Stream bioassessments are usually based on a single taxonomic assemblage, often fishes or macroinvertebrates, with the assumption that this assemblage is representative of ecological conditions. However, ecological and physiological differences between taxonomic groups may result in different assessment results. In this study, concurrent fish and macroinvertebrate bioassessments from South Carolina coastal plain streams were compared on the basis of precision, sensitivity, accuracy, and agreement. Multimetric indices used in this comparison were a modified Index of Biotic Integrity based on electrofishing data and a benthic macroinvertebrate multimetric index based on data collected with Hester-Dendy artificial substrates.
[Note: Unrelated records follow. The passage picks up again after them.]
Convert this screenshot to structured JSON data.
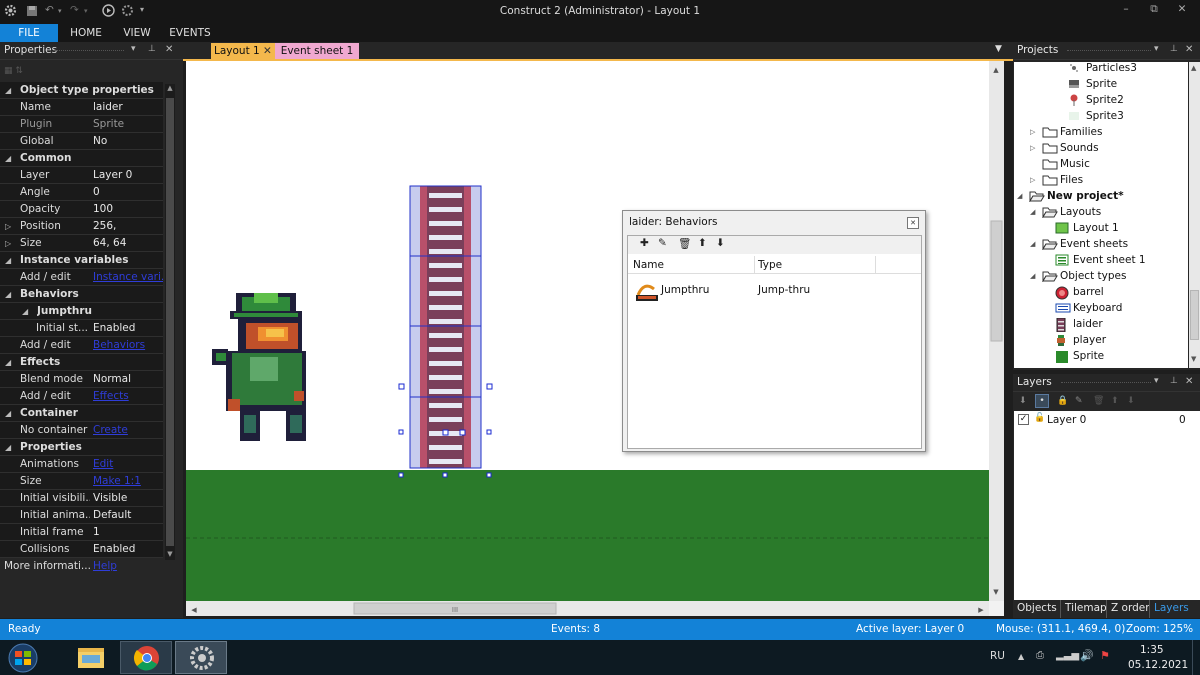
{
  "window": {
    "title": "Construct 2 (Administrator) - Layout 1",
    "controls": {
      "minimize": "–",
      "restore": "⧉",
      "close": "✕"
    }
  },
  "ribbon": {
    "tabs": [
      {
        "label": "FILE"
      },
      {
        "label": "HOME"
      },
      {
        "label": "VIEW"
      },
      {
        "label": "EVENTS"
      }
    ]
  },
  "properties_panel": {
    "title": "Properties",
    "rows": [
      {
        "type": "cat",
        "label": "Object type properties",
        "expanded": true
      },
      {
        "type": "prop",
        "key": "Name",
        "value": "laider"
      },
      {
        "type": "prop",
        "key": "Plugin",
        "value": "Sprite",
        "dim": true
      },
      {
        "type": "prop",
        "key": "Global",
        "value": "No"
      },
      {
        "type": "cat",
        "label": "Common",
        "expanded": true
      },
      {
        "type": "prop",
        "key": "Layer",
        "value": "Layer 0"
      },
      {
        "type": "prop",
        "key": "Angle",
        "value": "0"
      },
      {
        "type": "prop",
        "key": "Opacity",
        "value": "100"
      },
      {
        "type": "prop",
        "key": "Position",
        "value": "256,",
        "expander": true
      },
      {
        "type": "prop",
        "key": "Size",
        "value": "64, 64",
        "expander": true
      },
      {
        "type": "cat",
        "label": "Instance variables",
        "expanded": true
      },
      {
        "type": "prop",
        "key": "Add / edit",
        "value": "Instance vari...",
        "link": true
      },
      {
        "type": "cat",
        "label": "Behaviors",
        "expanded": true
      },
      {
        "type": "subcat",
        "label": "Jumpthru",
        "expanded": true
      },
      {
        "type": "prop",
        "key": "Initial st...",
        "value": "Enabled",
        "indent": true
      },
      {
        "type": "prop",
        "key": "Add / edit",
        "value": "Behaviors",
        "link": true
      },
      {
        "type": "cat",
        "label": "Effects",
        "expanded": true
      },
      {
        "type": "prop",
        "key": "Blend mode",
        "value": "Normal"
      },
      {
        "type": "prop",
        "key": "Add / edit",
        "value": "Effects",
        "link": true
      },
      {
        "type": "cat",
        "label": "Container",
        "expanded": true
      },
      {
        "type": "prop",
        "key": "No container",
        "value": "Create",
        "link": true
      },
      {
        "type": "cat",
        "label": "Properties",
        "expanded": true
      },
      {
        "type": "prop",
        "key": "Animations",
        "value": "Edit",
        "link": true
      },
      {
        "type": "prop",
        "key": "Size",
        "value": "Make 1:1",
        "link": true
      },
      {
        "type": "prop",
        "key": "Initial visibili...",
        "value": "Visible"
      },
      {
        "type": "prop",
        "key": "Initial anima...",
        "value": "Default"
      },
      {
        "type": "prop",
        "key": "Initial frame",
        "value": "1"
      },
      {
        "type": "prop",
        "key": "Collisions",
        "value": "Enabled"
      },
      {
        "type": "footer",
        "key": "More informati...",
        "value": "Help",
        "link": true
      }
    ]
  },
  "document_tabs": [
    {
      "label": "Layout 1",
      "active": true,
      "closable": true
    },
    {
      "label": "Event sheet 1",
      "active": false,
      "closable": false
    }
  ],
  "behaviors_dialog": {
    "title": "laider: Behaviors",
    "toolbar": [
      "add-icon",
      "edit-icon",
      "delete-icon",
      "move-up-icon",
      "move-down-icon"
    ],
    "columns": [
      "Name",
      "Type"
    ],
    "rows": [
      {
        "name": "Jumpthru",
        "type": "Jump-thru"
      }
    ]
  },
  "horizontal_scroll": {
    "grip": "III"
  },
  "projects_panel": {
    "title": "Projects",
    "items": [
      {
        "label": "Particles3",
        "icon": "particles-icon",
        "indent": 4
      },
      {
        "label": "Sprite",
        "icon": "sprite-gray-icon",
        "indent": 4
      },
      {
        "label": "Sprite2",
        "icon": "sprite-pin-icon",
        "indent": 4
      },
      {
        "label": "Sprite3",
        "icon": "sprite-light-icon",
        "indent": 4
      },
      {
        "label": "Families",
        "icon": "folder-icon",
        "indent": 2,
        "expander": "▷"
      },
      {
        "label": "Sounds",
        "icon": "folder-icon",
        "indent": 2,
        "expander": "▷"
      },
      {
        "label": "Music",
        "icon": "folder-icon",
        "indent": 2,
        "expander": ""
      },
      {
        "label": "Files",
        "icon": "folder-icon",
        "indent": 2,
        "expander": "▷"
      },
      {
        "label": "New project*",
        "icon": "folder-open-icon",
        "indent": 1,
        "expander": "◢",
        "bold": true
      },
      {
        "label": "Layouts",
        "icon": "folder-open-icon",
        "indent": 2,
        "expander": "◢"
      },
      {
        "label": "Layout 1",
        "icon": "layout-icon",
        "indent": 3
      },
      {
        "label": "Event sheets",
        "icon": "folder-open-icon",
        "indent": 2,
        "expander": "◢"
      },
      {
        "label": "Event sheet 1",
        "icon": "eventsheet-icon",
        "indent": 3
      },
      {
        "label": "Object types",
        "icon": "folder-open-icon",
        "indent": 2,
        "expander": "◢"
      },
      {
        "label": "barrel",
        "icon": "barrel-icon",
        "indent": 3
      },
      {
        "label": "Keyboard",
        "icon": "keyboard-icon",
        "indent": 3
      },
      {
        "label": "laider",
        "icon": "ladder-icon",
        "indent": 3
      },
      {
        "label": "player",
        "icon": "player-icon",
        "indent": 3
      },
      {
        "label": "Sprite",
        "icon": "sprite-green-icon",
        "indent": 3
      }
    ]
  },
  "layers_panel": {
    "title": "Layers",
    "layers": [
      {
        "name": "Layer 0",
        "index": "0",
        "visible": true,
        "locked": false
      }
    ],
    "bottom_tabs": [
      {
        "label": "Objects",
        "active": false
      },
      {
        "label": "Tilemap",
        "active": false
      },
      {
        "label": "Z order",
        "active": false
      },
      {
        "label": "Layers",
        "active": true
      }
    ]
  },
  "statusbar": {
    "ready": "Ready",
    "events": "Events: 8",
    "active_layer": "Active layer: Layer 0",
    "mouse": "Mouse: (311.1, 469.4, 0)",
    "zoom": "Zoom: 125%"
  },
  "taskbar": {
    "lang": "RU",
    "time": "1:35",
    "date": "05.12.2021"
  },
  "colors": {
    "accent": "#1382d7",
    "ground": "#2a7a2a",
    "canvas": "#f2f2f2",
    "active_tab": "#f4b84c",
    "eventsheet_tab": "#f0a8d0"
  }
}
Benthic macroinvertebrates were also collected from natural substrates for comparative purposes. The Index of Biotic Integrity was more precise than the Hester- Dendy multimetric index but the average difference between disturbed and reference sites was greater for the latter resulting in equal sensitivity (i.e., ability to measure disturbance in relation to index variability). The two indices were significantly correlated (r=0.62, p<0.001), but agreement between them was weak for slightly and moderately disturbed sites. Analysis of species richness and abundance data indicated that fish and macroinvertebrates responded differently to some disturbances regardless of whether macroinvertebates were collected from Hester- Dendy samplers or natural substrates. Disagreement between macroinvertebrate and fish assessments at moderately disturbed sites indicated that biological condition could not always be adequately evaluated from a single taxonomic group. Identification of disturbed sites was most accurate when based on both indices suggesting that future research should emphasize cost-effective sampling and integration of information from multiple taxonomic groups.
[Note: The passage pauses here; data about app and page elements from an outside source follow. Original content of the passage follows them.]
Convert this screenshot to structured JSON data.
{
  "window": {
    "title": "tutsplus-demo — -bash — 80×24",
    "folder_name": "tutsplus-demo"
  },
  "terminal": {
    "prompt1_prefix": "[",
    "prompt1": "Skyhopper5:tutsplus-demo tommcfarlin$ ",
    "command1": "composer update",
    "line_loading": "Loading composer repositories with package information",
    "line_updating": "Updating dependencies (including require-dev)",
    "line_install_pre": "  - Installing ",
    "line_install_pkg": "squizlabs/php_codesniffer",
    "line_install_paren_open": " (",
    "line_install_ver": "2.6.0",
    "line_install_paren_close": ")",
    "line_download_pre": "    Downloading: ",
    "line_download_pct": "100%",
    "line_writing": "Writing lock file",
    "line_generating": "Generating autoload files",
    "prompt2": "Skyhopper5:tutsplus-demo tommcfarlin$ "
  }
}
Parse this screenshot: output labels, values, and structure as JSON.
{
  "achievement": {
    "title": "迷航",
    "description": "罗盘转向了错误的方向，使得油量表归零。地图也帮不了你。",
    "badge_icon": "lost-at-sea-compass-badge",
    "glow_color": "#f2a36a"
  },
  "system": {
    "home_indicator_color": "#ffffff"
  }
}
- IBI The information contained in this report was developed during U.S. Department of Energy Contract No. DE-AC09-96SR18500
ASJC Scopus subject areas
- Aquatic Science
- Management, Monitoring, Policy and Law